Consumers are interested in bundling their services, and Comcast’s “Triple Play” bundling of cable, Internet, and phone service is one of the most attractive on the market, possibly leading to customers abandoning satellite for Comcast. Moreover, Customers are willing to pay more for premium service, so Comcast’s VoIP and high-priced broadband Internet will be more desirable over cheaper, slower services. In Q4 2008, this bundling strategy enabled the company to increase its revenue by 7%.
With the March 26, 2010 announcement from Verizon, that the company is winding down their FIOS network expansion with no plans to compete in other large market areas, COMCAST and other Verizon competitors will reap higher profits going forward with a solid subscriber base coupled with more pricing flexibility. This development warrants a fresh analysis of estimated earnings for Comcast. Upside potential for Comcast shares is now poised to rise within or above a 25-30 range by year end while long term growth will be bolstered further with a void of broadband competition from Verizon.
These concerns are valid but only minimally impact the free cash flow generation of this company, which is primarily driven by video pricing increases and reduced capital spending. The company has been clear that 2007 is the peak year for capital spending
Given the slowing (but still rapid) growth and increased risks faced by Comcast, a lower than historically observed multiple is warranted, but at close to 5.0x 2009 EBITDA, it is cheaper than all its cable peers and most S&P 500 companies, even those in declining industries (e.g. rural local exchange carriers). A much higher multiple is warranted for a company with over 20% EBITDA growth over the next 3 years, defensive characteristics, and positive fundamentals.
Comcast has the largest base of subscribers with almost twice as many cable customers as its closest competitor, Time Warner Cable, Comcast thus has the largest base for growth through bundling. This size is particularly important as Comcast has looked inward to expand its revenue through its Triple Play Package
Comcast is going start paying a dividend and has announced a buyback of $7 Billion over the next 2 years in some encouraging, share holder friendly actions.
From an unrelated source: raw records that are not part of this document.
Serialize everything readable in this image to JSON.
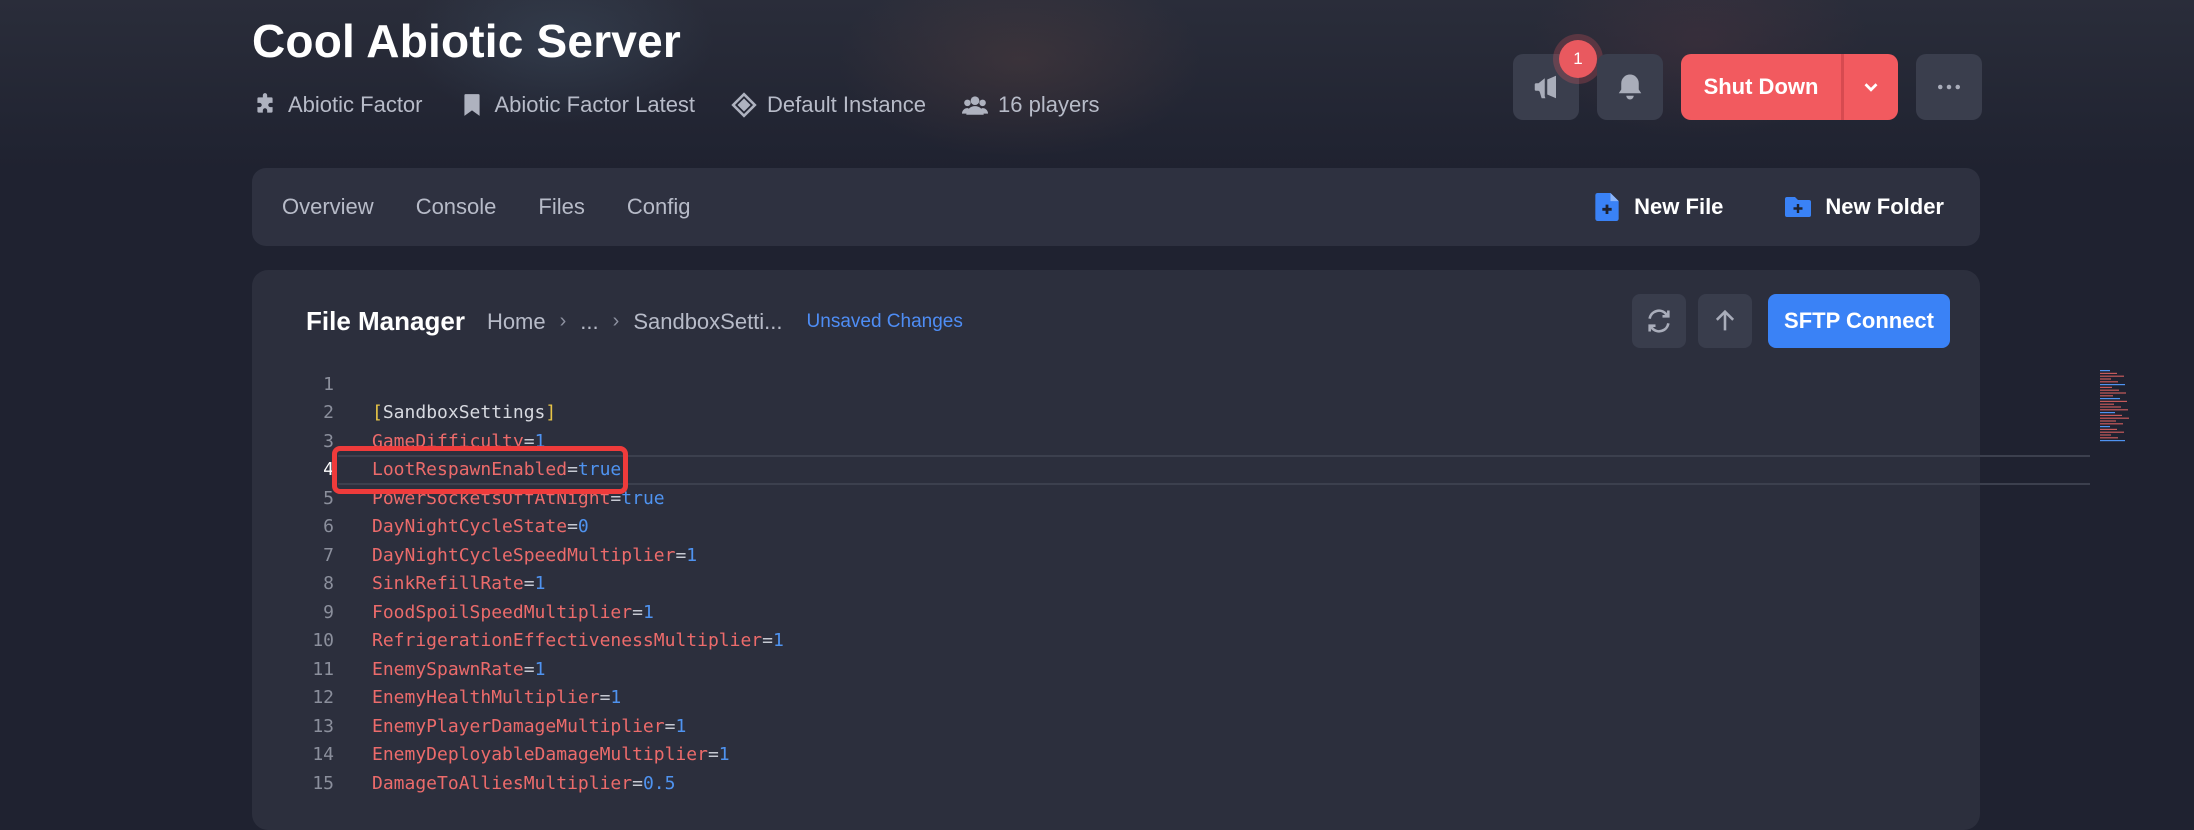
{
  "server": {
    "title": "Cool Abiotic Server",
    "meta": [
      {
        "icon": "puzzle-icon",
        "label": "Abiotic Factor"
      },
      {
        "icon": "bookmark-icon",
        "label": "Abiotic Factor Latest"
      },
      {
        "icon": "layers-icon",
        "label": "Default Instance"
      },
      {
        "icon": "users-icon",
        "label": "16 players"
      }
    ]
  },
  "header_actions": {
    "announcement_badge": "1",
    "shut_down_label": "Shut Down",
    "accent_color": "#f25a5f"
  },
  "nav": {
    "tabs": [
      "Overview",
      "Console",
      "Files",
      "Config"
    ],
    "new_file_label": "New File",
    "new_folder_label": "New Folder"
  },
  "file_manager": {
    "title": "File Manager",
    "breadcrumb": [
      "Home",
      "...",
      "SandboxSetti..."
    ],
    "unsaved_label": "Unsaved Changes",
    "sftp_label": "SFTP Connect"
  },
  "editor": {
    "active_line": 4,
    "lines": [
      {
        "n": "1",
        "key": "",
        "eq": "",
        "val": "",
        "section": ""
      },
      {
        "n": "2",
        "key": "",
        "eq": "",
        "val": "",
        "section": "SandboxSettings"
      },
      {
        "n": "3",
        "key": "GameDifficulty",
        "eq": "=",
        "val": "1",
        "section": ""
      },
      {
        "n": "4",
        "key": "LootRespawnEnabled",
        "eq": "=",
        "val": "true",
        "section": ""
      },
      {
        "n": "5",
        "key": "PowerSocketsOffAtNight",
        "eq": "=",
        "val": "true",
        "section": ""
      },
      {
        "n": "6",
        "key": "DayNightCycleState",
        "eq": "=",
        "val": "0",
        "section": ""
      },
      {
        "n": "7",
        "key": "DayNightCycleSpeedMultiplier",
        "eq": "=",
        "val": "1",
        "section": ""
      },
      {
        "n": "8",
        "key": "SinkRefillRate",
        "eq": "=",
        "val": "1",
        "section": ""
      },
      {
        "n": "9",
        "key": "FoodSpoilSpeedMultiplier",
        "eq": "=",
        "val": "1",
        "section": ""
      },
      {
        "n": "10",
        "key": "RefrigerationEffectivenessMultiplier",
        "eq": "=",
        "val": "1",
        "section": ""
      },
      {
        "n": "11",
        "key": "EnemySpawnRate",
        "eq": "=",
        "val": "1",
        "section": ""
      },
      {
        "n": "12",
        "key": "EnemyHealthMultiplier",
        "eq": "=",
        "val": "1",
        "section": ""
      },
      {
        "n": "13",
        "key": "EnemyPlayerDamageMultiplier",
        "eq": "=",
        "val": "1",
        "section": ""
      },
      {
        "n": "14",
        "key": "EnemyDeployableDamageMultiplier",
        "eq": "=",
        "val": "1",
        "section": ""
      },
      {
        "n": "15",
        "key": "DamageToAlliesMultiplier",
        "eq": "=",
        "val": "0.5",
        "section": ""
      }
    ]
  }
}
Furthermore, many analysts have concurred that Comcast shares are undervalued and worth more. 
Another recent investor concern has been around the potential for Comcast to spend most of its free cash flow to build an expensive, low return wireless network; given that the company is not bidding the upcoming 700 MHz spectrum auction and Comcast's historical discipline, a non-accretive wireless build-out is unlikely.
Broadband growth has slowed, but the absolute number of new broadband subscribers has held relatively steady. Longer term, US broadband penetration will reach similar levels to other industrialized countries. Even if broadband growth is no longer a major catalyst, it will continue to grow and contribute to cash flow.
Maybe looking at what Warren Buffett is holding right now might offer some insight on this subject: COMCAST (CMCSA) ... Not only did COMCAST just win their battle with the FCC, but just last week VERIZON announced they are pulling the plug on further FIOS expansion, which will only propel Comcast and other competitors into higher earnings territory. Warren Buffett has it right again!!!
Comcast, the largest U.S. cable-television company by subscriptions has acquired GE's NBC Universal, assuming the deal passes regulatory review. NBC Universal, is an operator of broadcast network, film studio, theme parks, and cable channels including USA, CNBC, MSNBC and Bravo.
NBC Universal had recently been one of the most profitable units of the company. But with a downturn in advertising in the last year, the television and movie parts of the company reported a decline of 41 percent in profit.
The deal benefits Comcast greatly because it gives it a segment of GE that has been tremendously powerful in the past, and could return to that level of productivity given Comcast's strength in cable and digital programming. The deal has raised questions regarding antitrust, but still should go through in one of the biggest media transactions in recent history.
There have been numerous recent regulatory actions against the cable industry by the FCC, but none of these hurt Comcast's core business model. In fact, the increased regulatory interest is a sign that the cable industry as a whole is doing very well. There has been opposition in Congress to the FCC's actions and Comcast has sucessfully overturned FCC decisions in court in the past.
Basic subscriber losses are real and will likely continue as competition rises, but for every basic subscriber Comcast loses to a Verizon Communications (VZ) or The DirecTV Group (DTV) , it gains 7-10 Comcast Digital Voice (CDV) customers. Furthermore, basic subscriber losses are generally customers at lower price points and the new CDV customers gained are far more sticky since they likely take a triple-play bundle.
So far, telco competition has been pricing rationally (Verizon is acutally increasing prices for its FiOS TV service) and will likely stay that way given the high capital spend requirements of the required telco plant upgrade (telcos are the bigger loser in a price war because they are at a cost disadvantage relative to cable). Competition from substitute forms of entertainment has increased in recent years, but this has not slowed the US household appetite for television, which has be increasing over the past few years, despite all the new entertainment options. This is very positive, as it implies consumers place a high value on television and Comcast will be able to more effecitvely increase pricing.